[1] Lewis Main to Fred C. Morgan, August 24, 1913, Dusenberry Fonds, GA; Fred C. Morgan to Cato Sells, August 25, 1913, Dusenberry Fonds, GA; Fred C. Morgan to Cato Sells, August 26, 1913, Dusenberry Fonds, GA; Fred C. Morgan to Cato Sells, August 28, 1913, Dusenberry Fonds, GA; and Fred C. Morgan to E. F. Tabor, September 2, 1913, Dusenberry Fonds, GA. At the same time, some of Rocky Boy’s band appeared at the Flathead Agency seeking aid. “Rocky Boy’s Band Helped Again by Morgan,” The Daily Missoulian, August 16, 1913, 2.

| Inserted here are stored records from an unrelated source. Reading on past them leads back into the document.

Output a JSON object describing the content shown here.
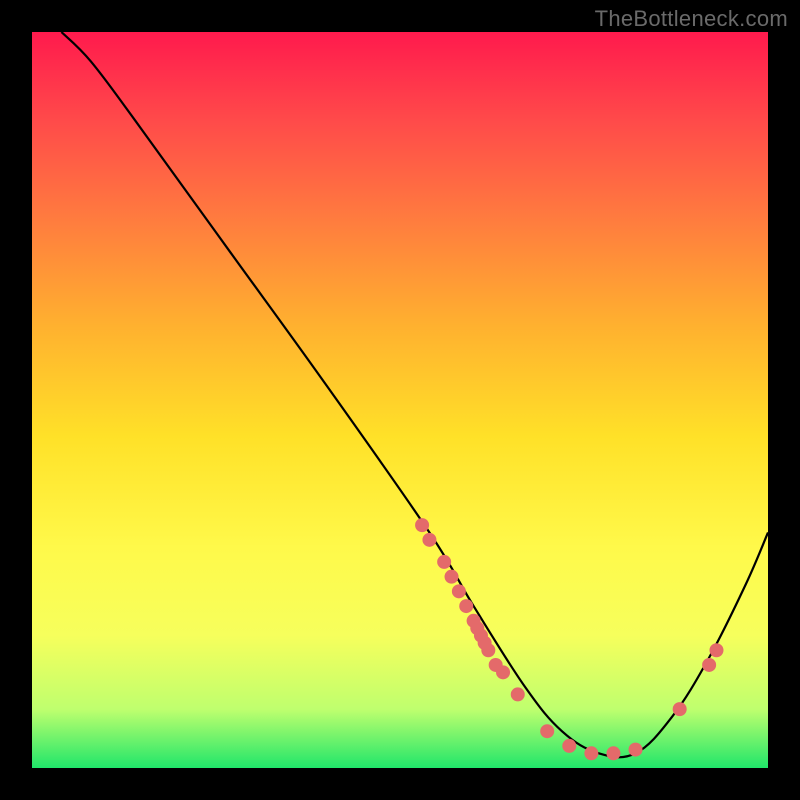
{
  "watermark": "TheBottleneck.com",
  "chart_data": {
    "type": "line",
    "title": "",
    "xlabel": "",
    "ylabel": "",
    "xlim": [
      0,
      100
    ],
    "ylim": [
      0,
      100
    ],
    "grid": false,
    "curve": [
      {
        "x": 4,
        "y": 100
      },
      {
        "x": 8,
        "y": 96
      },
      {
        "x": 14,
        "y": 88
      },
      {
        "x": 27,
        "y": 70
      },
      {
        "x": 40,
        "y": 52
      },
      {
        "x": 54,
        "y": 32
      },
      {
        "x": 60,
        "y": 22
      },
      {
        "x": 67,
        "y": 11
      },
      {
        "x": 72,
        "y": 5
      },
      {
        "x": 77,
        "y": 2
      },
      {
        "x": 82,
        "y": 2
      },
      {
        "x": 87,
        "y": 7
      },
      {
        "x": 92,
        "y": 15
      },
      {
        "x": 97,
        "y": 25
      },
      {
        "x": 100,
        "y": 32
      }
    ],
    "points": [
      {
        "x": 53,
        "y": 33
      },
      {
        "x": 54,
        "y": 31
      },
      {
        "x": 56,
        "y": 28
      },
      {
        "x": 57,
        "y": 26
      },
      {
        "x": 58,
        "y": 24
      },
      {
        "x": 59,
        "y": 22
      },
      {
        "x": 60,
        "y": 20
      },
      {
        "x": 60.5,
        "y": 19
      },
      {
        "x": 61,
        "y": 18
      },
      {
        "x": 61.5,
        "y": 17
      },
      {
        "x": 62,
        "y": 16
      },
      {
        "x": 63,
        "y": 14
      },
      {
        "x": 64,
        "y": 13
      },
      {
        "x": 66,
        "y": 10
      },
      {
        "x": 70,
        "y": 5
      },
      {
        "x": 73,
        "y": 3
      },
      {
        "x": 76,
        "y": 2
      },
      {
        "x": 79,
        "y": 2
      },
      {
        "x": 82,
        "y": 2.5
      },
      {
        "x": 88,
        "y": 8
      },
      {
        "x": 92,
        "y": 14
      },
      {
        "x": 93,
        "y": 16
      }
    ],
    "colors": {
      "curve": "#000000",
      "points": "#e46a6a",
      "gradient_top": "#ff1a4d",
      "gradient_bottom": "#20e66a"
    }
  }
}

[2] James W. Neal to Cato Sells, September 2, 1913, RG 75, RB Files, NARA-DC. For complaints from Havre, see Victor R. Riggs to J. W. Neal, August 23, 1913, A.J. Jones to James Holland, September 8, 1913 and John Francis, Jr. To Franklin K. Lane, September 29, 1913, RG 75, RB Files, NARA-DC, Part 4; and “Asks for Removal of Indigent Indians,” Havre Plaindealer, August 30, 1913.